Tsolkas argues that activists should "view these books, albums, shows and films as opportunities to speak broadly to the masses of people beaten down by apathy and consumerism" and use them as "symbols and tools for anxious insurgents to run wild with."
We wish we shared his optimism.
All the same, the films sound damned interesting, including The Carbon Rush, an inside look at the multibillion dollar world of carbon emissions trading; Fellowship of the Ring of Free Trade and The Twin Towers , two short re-edits of Peter Jackson's Tolkien films into parables of contemporary capitalism; A Fierce Green Fire, a history of 50 years of enviro-activism, narrated by Robert Redford, Meryl Streep, Ashley Judd, Van Jones and Isabel Allende; and Underground, director Emile de Antonio's '70s classic, later subpoenaed by the FBI, about the Weathermen militants and their ill-fated turn to violent revolution.
The complete schedule of those films and more can be found here.

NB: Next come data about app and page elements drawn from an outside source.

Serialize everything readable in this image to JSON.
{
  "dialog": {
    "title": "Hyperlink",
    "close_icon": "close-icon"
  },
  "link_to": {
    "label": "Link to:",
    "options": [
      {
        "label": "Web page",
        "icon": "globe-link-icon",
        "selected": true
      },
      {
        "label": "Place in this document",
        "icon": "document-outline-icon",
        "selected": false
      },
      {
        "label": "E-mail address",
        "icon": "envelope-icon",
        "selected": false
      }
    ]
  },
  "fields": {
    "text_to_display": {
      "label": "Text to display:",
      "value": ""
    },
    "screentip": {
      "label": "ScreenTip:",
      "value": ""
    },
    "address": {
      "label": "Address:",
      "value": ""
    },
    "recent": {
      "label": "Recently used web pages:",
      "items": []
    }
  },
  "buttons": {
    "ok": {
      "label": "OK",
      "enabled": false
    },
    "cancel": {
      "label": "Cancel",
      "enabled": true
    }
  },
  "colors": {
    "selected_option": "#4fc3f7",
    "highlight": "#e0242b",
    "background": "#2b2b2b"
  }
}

Earth First! Film Festival Friday, Nov. 29-Sunday, Dec. 1 Friends' Quaker Meeting House 823 North A Street, Lake Worth Phone: (561) 320-3840
Fire Ant -- an invasive species, tinged bright red, with an annoying, sometimes-fatal sting -- covers Palm Beach County. Got feedback or a tip? Contact Fire.Ant@BrowardPalmBeach.com.
Keep New Times Broward-Palm Beach Free... Since we started New Times Broward-Palm Beach, it has been defined as the free, independent voice of South Florida, and we would like to keep it that way. Offering our readers free access to incisive coverage of local news, food and culture. Producing stories on everything from political scandals to the hottest new bands, with gutsy reporting, stylish writing, and staffers who've won everything from the Society of Professional Journalists' Sigma Delta Chi feature-writing award to the Casey Medal for Meritorious Journalism. But with local journalism's existence under siege and advertising revenue setbacks having a larger impact, it is important now more than ever for us to rally support behind funding our local journalism. You can help by participating in our "I Support" membership program, allowing us to keep covering South Florida with no paywalls.